** WHAT THE TASK REQUIRES **
Return every line below exactly, without dropping any.
[MATERIAL PROVIDED — start]
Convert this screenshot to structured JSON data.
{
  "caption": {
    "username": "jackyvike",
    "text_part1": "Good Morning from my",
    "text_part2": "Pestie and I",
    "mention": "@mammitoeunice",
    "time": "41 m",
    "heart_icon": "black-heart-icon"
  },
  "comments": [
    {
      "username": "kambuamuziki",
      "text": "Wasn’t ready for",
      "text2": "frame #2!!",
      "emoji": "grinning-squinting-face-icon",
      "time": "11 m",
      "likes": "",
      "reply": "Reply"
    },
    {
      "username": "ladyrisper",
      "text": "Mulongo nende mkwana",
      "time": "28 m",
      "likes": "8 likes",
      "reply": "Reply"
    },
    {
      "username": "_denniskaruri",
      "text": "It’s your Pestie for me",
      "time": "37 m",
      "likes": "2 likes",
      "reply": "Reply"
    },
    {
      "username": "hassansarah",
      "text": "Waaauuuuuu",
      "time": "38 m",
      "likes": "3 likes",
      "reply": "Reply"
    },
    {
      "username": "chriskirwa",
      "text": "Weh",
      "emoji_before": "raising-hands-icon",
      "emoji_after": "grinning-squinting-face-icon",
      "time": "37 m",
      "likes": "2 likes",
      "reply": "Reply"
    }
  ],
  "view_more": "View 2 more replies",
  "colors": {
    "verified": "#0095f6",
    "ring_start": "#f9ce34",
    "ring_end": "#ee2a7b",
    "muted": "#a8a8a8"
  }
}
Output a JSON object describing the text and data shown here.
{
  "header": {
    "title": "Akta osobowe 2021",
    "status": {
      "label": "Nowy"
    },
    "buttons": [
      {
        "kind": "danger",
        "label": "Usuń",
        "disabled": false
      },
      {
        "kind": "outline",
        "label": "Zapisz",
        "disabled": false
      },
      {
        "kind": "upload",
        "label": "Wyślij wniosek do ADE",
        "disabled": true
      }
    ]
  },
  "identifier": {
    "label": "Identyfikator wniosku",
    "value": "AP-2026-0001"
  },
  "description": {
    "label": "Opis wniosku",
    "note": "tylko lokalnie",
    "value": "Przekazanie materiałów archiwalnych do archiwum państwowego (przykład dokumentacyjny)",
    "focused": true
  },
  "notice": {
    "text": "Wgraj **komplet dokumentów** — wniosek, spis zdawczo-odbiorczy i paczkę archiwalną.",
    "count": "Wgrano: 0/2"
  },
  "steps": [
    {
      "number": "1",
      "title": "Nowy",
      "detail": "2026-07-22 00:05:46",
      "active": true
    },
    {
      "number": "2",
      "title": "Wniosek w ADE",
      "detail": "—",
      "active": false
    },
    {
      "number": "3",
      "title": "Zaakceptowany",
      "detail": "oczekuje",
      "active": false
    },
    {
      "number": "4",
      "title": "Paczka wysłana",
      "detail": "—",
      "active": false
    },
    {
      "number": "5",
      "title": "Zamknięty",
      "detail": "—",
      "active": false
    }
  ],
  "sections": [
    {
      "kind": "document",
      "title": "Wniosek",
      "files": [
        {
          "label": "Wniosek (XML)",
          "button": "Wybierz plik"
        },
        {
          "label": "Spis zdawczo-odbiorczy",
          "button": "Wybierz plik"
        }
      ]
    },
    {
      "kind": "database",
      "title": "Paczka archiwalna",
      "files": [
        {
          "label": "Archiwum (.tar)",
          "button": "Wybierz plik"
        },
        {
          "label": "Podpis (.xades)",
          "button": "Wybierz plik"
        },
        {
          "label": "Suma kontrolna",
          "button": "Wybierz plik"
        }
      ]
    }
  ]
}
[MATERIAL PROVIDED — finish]
** YOUR SOLUTION **
Convert this screenshot to structured JSON data.
{
  "caption": {
    "username": "jackyvike",
    "text_part1": "Good Morning from my",
    "text_part2": "Pestie and I",
    "mention": "@mammitoeunice",
    "time": "41 m",
    "heart_icon": "black-heart-icon"
  },
  "comments": [
    {
      "username": "kambuamuziki",
      "text": "Wasn’t ready for",
      "text2": "frame #2!!",
      "emoji": "grinning-squinting-face-icon",
      "time": "11 m",
      "likes": "",
      "reply": "Reply"
    },
    {
      "username": "ladyrisper",
      "text": "Mulongo nende mkwana",
      "time": "28 m",
      "likes": "8 likes",
      "reply": "Reply"
    },
    {
      "username": "_denniskaruri",
      "text": "It’s your Pestie for me",
      "time": "37 m",
      "likes": "2 likes",
      "reply": "Reply"
    },
    {
      "username": "hassansarah",
      "text": "Waaauuuuuu",
      "time": "38 m",
      "likes": "3 likes",
      "reply": "Reply"
    },
    {
      "username": "chriskirwa",
      "text": "Weh",
      "emoji_before": "raising-hands-icon",
      "emoji_after": "grinning-squinting-face-icon",
      "time": "37 m",
      "likes": "2 likes",
      "reply": "Reply"
    }
  ],
  "view_more": "View 2 more replies",
  "colors": {
    "verified": "#0095f6",
    "ring_start": "#f9ce34",
    "ring_end": "#ee2a7b",
    "muted": "#a8a8a8"
  }
}
Output a JSON object describing the text and data shown here.
{
  "header": {
    "title": "Akta osobowe 2021",
    "status": {
      "label": "Nowy"
    },
    "buttons": [
      {
        "kind": "danger",
        "label": "Usuń",
        "disabled": false
      },
      {
        "kind": "outline",
        "label": "Zapisz",
        "disabled": false
      },
      {
        "kind": "upload",
        "label": "Wyślij wniosek do ADE",
        "disabled": true
      }
    ]
  },
  "identifier": {
    "label": "Identyfikator wniosku",
    "value": "AP-2026-0001"
  },
  "description": {
    "label": "Opis wniosku",
    "note": "tylko lokalnie",
    "value": "Przekazanie materiałów archiwalnych do archiwum państwowego (przykład dokumentacyjny)",
    "focused": true
  },
  "notice": {
    "text": "Wgraj **komplet dokumentów** — wniosek, spis zdawczo-odbiorczy i paczkę archiwalną.",
    "count": "Wgrano: 0/2"
  },
  "steps": [
    {
      "number": "1",
      "title": "Nowy",
      "detail": "2026-07-22 00:05:46",
      "active": true
    },
    {
      "number": "2",
      "title": "Wniosek w ADE",
      "detail": "—",
      "active": false
    },
    {
      "number": "3",
      "title": "Zaakceptowany",
      "detail": "oczekuje",
      "active": false
    },
    {
      "number": "4",
      "title": "Paczka wysłana",
      "detail": "—",
      "active": false
    },
    {
      "number": "5",
      "title": "Zamknięty",
      "detail": "—",
      "active": false
    }
  ],
  "sections": [
    {
      "kind": "document",
      "title": "Wniosek",
      "files": [
        {
          "label": "Wniosek (XML)",
          "button": "Wybierz plik"
        },
        {
          "label": "Spis zdawczo-odbiorczy",
          "button": "Wybierz plik"
        }
      ]
    },
    {
      "kind": "database",
      "title": "Paczka archiwalna",
      "files": [
        {
          "label": "Archiwum (.tar)",
          "button": "Wybierz plik"
        },
        {
          "label": "Podpis (.xades)",
          "button": "Wybierz plik"
        },
        {
          "label": "Suma kontrolna",
          "button": "Wybierz plik"
        }
      ]
    }
  ]
}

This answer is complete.